Research Article: Dendritic cell-associated MAVS is required to control West Nile virus replication and ensuing humoral immune responses

Date Published: June 26, 2019

Publisher: Public Library of Science

Author(s): Kelsey Roe, Daniela Giordano, Lucy B. Young, Kevin E. Draves, Ursula Holder, Mehul S. Suthar, Michael Gale, Edward A. Clark, Teunis B. H. Geijtenbeek.


Mitochondrial antiviral signaling protein (MAVS) is a critical innate immune signaling protein that directs the actions of the RIG-I-like receptor (RLR) signaling pathway of RNA virus recognition and initiation of anti-viral immunity against West Nile virus (WNV). In the absence of MAVS, mice die more rapidly after infection with the pathogenic WNV-Texas (TX) strain, but also produce elevated WNV-specific IgG concomitant with increased viral burden.
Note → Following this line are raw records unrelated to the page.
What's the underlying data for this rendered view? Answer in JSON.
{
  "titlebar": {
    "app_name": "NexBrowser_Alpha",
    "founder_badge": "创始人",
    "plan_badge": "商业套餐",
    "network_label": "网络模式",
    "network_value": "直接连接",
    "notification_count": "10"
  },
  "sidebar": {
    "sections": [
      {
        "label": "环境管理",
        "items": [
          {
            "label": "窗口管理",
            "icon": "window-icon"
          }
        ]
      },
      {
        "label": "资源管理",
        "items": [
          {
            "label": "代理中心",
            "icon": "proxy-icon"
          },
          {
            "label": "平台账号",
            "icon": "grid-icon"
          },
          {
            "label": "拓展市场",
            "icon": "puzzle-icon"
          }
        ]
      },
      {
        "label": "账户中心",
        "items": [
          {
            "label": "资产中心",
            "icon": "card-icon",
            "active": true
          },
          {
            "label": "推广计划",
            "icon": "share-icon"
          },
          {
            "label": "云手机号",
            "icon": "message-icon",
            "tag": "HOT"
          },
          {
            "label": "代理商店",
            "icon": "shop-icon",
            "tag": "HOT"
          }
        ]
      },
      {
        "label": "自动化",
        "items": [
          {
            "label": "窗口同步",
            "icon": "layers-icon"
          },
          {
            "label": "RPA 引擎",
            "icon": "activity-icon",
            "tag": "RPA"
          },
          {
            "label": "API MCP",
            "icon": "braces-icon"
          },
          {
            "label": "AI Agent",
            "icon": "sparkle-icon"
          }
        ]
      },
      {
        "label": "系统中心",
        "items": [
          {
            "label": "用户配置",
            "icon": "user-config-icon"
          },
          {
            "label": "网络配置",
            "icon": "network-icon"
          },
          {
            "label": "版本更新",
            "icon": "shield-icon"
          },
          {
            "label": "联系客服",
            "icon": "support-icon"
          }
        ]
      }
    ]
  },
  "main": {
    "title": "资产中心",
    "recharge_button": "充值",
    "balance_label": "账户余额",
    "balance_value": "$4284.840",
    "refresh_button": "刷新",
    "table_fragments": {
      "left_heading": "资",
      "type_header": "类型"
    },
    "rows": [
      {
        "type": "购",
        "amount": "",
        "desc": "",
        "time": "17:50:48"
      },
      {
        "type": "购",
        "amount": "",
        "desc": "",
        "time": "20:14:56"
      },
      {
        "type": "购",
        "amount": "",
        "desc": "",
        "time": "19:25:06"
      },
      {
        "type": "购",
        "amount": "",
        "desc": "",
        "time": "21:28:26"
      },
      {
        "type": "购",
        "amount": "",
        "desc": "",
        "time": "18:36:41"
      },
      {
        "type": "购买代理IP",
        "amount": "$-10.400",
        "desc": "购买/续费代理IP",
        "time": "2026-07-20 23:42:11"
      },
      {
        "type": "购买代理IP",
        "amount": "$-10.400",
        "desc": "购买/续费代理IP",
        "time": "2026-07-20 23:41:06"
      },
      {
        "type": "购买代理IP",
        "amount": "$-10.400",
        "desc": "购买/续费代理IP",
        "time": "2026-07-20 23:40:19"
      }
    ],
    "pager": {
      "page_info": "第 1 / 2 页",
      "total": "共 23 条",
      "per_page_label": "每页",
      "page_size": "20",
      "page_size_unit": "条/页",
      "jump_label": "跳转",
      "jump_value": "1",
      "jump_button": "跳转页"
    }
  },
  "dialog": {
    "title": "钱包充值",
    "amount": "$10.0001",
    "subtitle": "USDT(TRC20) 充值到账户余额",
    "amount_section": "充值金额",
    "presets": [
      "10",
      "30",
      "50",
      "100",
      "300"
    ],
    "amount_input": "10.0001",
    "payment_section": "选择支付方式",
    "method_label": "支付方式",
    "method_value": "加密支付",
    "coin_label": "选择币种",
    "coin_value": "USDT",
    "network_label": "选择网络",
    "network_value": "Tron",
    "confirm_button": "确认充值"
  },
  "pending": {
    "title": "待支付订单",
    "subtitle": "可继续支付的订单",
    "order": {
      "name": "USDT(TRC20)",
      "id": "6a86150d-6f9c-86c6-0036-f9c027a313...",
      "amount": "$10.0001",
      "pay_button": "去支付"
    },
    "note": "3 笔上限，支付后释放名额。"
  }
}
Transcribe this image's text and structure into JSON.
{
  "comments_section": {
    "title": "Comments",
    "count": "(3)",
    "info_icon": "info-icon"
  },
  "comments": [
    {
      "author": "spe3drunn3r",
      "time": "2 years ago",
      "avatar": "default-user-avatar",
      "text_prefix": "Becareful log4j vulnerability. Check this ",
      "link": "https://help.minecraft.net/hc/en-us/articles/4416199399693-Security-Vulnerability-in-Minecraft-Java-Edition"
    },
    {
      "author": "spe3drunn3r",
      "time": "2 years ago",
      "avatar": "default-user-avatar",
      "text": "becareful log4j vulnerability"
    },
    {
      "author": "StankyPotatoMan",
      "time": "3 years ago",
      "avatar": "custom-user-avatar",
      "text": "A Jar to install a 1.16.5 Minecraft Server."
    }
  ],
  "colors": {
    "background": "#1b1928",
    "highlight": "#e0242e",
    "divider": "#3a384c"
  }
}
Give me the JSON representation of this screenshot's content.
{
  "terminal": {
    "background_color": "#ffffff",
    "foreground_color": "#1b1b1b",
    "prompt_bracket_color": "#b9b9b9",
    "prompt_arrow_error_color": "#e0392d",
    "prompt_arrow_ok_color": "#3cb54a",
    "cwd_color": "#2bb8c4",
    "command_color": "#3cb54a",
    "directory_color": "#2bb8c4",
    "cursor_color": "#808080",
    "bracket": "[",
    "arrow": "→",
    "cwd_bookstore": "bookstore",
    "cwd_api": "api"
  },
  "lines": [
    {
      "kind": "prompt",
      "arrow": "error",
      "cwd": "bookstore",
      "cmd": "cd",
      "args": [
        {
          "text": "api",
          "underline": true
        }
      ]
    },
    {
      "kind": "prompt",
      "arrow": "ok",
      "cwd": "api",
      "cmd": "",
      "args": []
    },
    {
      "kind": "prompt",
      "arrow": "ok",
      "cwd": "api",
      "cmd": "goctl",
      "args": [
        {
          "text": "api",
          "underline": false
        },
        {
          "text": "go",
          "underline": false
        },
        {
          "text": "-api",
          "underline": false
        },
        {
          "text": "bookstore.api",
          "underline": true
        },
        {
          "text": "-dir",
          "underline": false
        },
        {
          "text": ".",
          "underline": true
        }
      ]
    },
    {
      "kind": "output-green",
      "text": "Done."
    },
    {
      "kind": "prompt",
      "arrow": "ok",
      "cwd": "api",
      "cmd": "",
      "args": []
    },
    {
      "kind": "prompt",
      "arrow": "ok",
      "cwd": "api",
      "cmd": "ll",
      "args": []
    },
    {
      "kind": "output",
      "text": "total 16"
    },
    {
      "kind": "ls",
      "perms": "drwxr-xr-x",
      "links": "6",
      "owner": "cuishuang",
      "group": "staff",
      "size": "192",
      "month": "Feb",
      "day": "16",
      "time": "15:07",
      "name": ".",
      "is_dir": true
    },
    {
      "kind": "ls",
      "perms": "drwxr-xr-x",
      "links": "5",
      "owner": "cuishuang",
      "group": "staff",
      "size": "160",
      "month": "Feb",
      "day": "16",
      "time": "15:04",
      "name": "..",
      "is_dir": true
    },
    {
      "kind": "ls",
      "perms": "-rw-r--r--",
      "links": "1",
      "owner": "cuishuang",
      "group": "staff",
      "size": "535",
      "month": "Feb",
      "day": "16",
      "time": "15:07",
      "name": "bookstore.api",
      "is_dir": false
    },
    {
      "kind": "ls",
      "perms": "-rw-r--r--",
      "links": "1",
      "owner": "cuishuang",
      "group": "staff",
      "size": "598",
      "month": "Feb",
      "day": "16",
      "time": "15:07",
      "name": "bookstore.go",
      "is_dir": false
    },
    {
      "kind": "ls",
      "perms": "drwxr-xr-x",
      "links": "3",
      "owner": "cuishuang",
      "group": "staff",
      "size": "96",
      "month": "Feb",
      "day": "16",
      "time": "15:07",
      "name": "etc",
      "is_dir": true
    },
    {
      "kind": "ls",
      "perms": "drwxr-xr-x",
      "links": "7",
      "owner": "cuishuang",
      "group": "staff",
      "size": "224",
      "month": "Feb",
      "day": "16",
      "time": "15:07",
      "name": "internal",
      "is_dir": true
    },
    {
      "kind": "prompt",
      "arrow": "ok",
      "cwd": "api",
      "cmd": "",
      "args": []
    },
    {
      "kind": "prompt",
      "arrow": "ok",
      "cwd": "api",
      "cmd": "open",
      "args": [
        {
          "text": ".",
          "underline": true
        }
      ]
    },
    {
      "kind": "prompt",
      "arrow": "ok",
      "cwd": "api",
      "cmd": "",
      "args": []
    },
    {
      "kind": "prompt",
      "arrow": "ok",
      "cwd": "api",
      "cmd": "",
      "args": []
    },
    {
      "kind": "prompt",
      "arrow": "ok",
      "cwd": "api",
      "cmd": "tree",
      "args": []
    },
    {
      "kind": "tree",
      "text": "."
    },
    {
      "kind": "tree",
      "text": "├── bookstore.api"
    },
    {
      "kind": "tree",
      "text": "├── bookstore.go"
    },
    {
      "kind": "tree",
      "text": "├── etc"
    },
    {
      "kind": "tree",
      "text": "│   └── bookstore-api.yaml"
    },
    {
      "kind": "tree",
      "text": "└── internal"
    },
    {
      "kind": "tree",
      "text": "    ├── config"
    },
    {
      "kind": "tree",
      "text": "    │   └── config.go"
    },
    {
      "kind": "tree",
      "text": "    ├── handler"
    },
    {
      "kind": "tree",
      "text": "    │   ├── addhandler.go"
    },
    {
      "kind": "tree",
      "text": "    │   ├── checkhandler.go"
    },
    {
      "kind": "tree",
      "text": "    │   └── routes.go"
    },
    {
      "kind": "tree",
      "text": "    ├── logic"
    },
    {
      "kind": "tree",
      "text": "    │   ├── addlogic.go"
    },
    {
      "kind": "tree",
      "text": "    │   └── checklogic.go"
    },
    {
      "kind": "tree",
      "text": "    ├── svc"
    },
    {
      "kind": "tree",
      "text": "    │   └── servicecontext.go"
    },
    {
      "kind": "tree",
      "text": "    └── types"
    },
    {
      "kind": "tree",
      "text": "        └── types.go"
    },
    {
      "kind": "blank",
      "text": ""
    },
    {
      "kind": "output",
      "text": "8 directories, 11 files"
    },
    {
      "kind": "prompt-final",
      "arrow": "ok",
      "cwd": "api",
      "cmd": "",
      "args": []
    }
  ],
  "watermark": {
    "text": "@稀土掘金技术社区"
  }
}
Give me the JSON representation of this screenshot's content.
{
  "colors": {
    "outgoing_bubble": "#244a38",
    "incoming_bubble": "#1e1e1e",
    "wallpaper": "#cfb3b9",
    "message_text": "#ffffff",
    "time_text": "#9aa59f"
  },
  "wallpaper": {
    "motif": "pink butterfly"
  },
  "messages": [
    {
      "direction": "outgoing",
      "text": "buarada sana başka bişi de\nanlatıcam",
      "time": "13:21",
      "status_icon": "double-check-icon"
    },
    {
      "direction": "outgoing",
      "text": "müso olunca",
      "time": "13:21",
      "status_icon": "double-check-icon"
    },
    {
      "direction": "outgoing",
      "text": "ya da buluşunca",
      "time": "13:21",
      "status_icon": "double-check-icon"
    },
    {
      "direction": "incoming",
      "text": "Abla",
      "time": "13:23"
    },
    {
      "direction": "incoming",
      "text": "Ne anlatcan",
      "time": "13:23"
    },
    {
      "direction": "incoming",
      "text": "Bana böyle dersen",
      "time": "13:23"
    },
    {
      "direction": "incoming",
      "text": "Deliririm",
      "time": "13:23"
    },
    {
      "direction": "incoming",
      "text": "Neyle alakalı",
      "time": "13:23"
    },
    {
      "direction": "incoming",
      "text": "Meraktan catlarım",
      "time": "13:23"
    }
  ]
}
Here we investigated whether there was a B cell intrinsic role for MAVS during the development of protective humoral immunity following WNV infection. MAVS-/- mice survived infection from the non-pathogenic WNV-Madagascar (MAD) strain, with limited signs of disease. Compared to wildtype (WT) controls, WNV-MAD-infected MAVS-/- mice had elevated serum neutralizing antibodies, splenic germinal center B cells, plasma cells and effector T cells. We found that when rechallenged with the normally lethal WNV-TX, MAVS-/- mice previously infected with WNV-MAD were protected from disease. Thus, protective humoral and cellular immune responses can be generated in absence of MAVS. Mice with a conditional deletion of MAVS only in CD11c+ dendritic cells phenocopied MAVS whole body knockout mice in their humoral responses to WNV-MAD, displaying elevated virus titers and neutralizing antibodies. Conversely, a B cell-specific deletion of MAVS had no effect on immune responses to WNV-MAD compared to WT controls. Thus, MAVS in dendritic cells is required to control WNV replication and thereby regulate downstream humoral immune responses.

Partial Text

The mosquito-borne neurotropic flavivirus West Nile virus (WNV) is the most important cause of epidemic viral encephalitis in North America. Although neutralizing antibodies (nAbs) are essential for protection after infection with WNV or related flaviviruses such as Dengue virus and Zika virus, relatively little is known about what early events after flavivirus infection are required in innate immune cells to program protective Ab responses. Flavivirus infection is recognized by the RIG-I-like receptor (RLR) pathogen recognition receptor proteins, RIG-I and MDA5 [1,2]. The RLRs bind viral RNA and undergo activation events to then bind to the signaling adaptor protein MAVS. RLR binding to MAVS induces signaling to activate downstream transcription factors that direct the expression of immune modulatory genes, antiviral genes, and the production of types I and III interferon (IFN) [3–5]. IFN then induces the expression of interferon stimulated genes (ISGs). ISG products have antiviral and immune-modulatory actions that serve to regulate the onset and actions of the adaptive immune responses. Innate immunity, and both humoral and T cell immunity are essential for the control of WNV infection and neuropathogenesis [1,4,6]. Type I IFN receptor (IFNAR) and type III IFN receptor are expressed on a variety of cell types and are signaled in turn to activate ISG expression across a variety of tissues, leading to strong anti-viral responses and programming of adaptive immunity [3,6,7].

In this study we evaluated the role that the innate adaptor molecule MAVS plays in the development of humoral immune responses during WNV infection. In order to study the long-term antibody responses during WNV infection in the absence of MAVS, we first determined that MAVS-deficient mice can survive a non-pathogenic WNV-MAD infection (Fig 1). In contrast, IFNAR-deficient mice die after footpad inoculation with 100 PFU of WNV-MAD [11]; furthermore, WNV-MAD can be lethal when inoculated intracranially into WT mice [19,20]. The fact that MAVS-/- mice control WNV-MAD infection and IFNAR-/- mice do not [11], is most likely due to the fact that MAVS-/- mice still make type I IFN after WNV infection, possibly downstream of TLR activation, and thus, presumably utilize the IFNAR pathway for protection [9].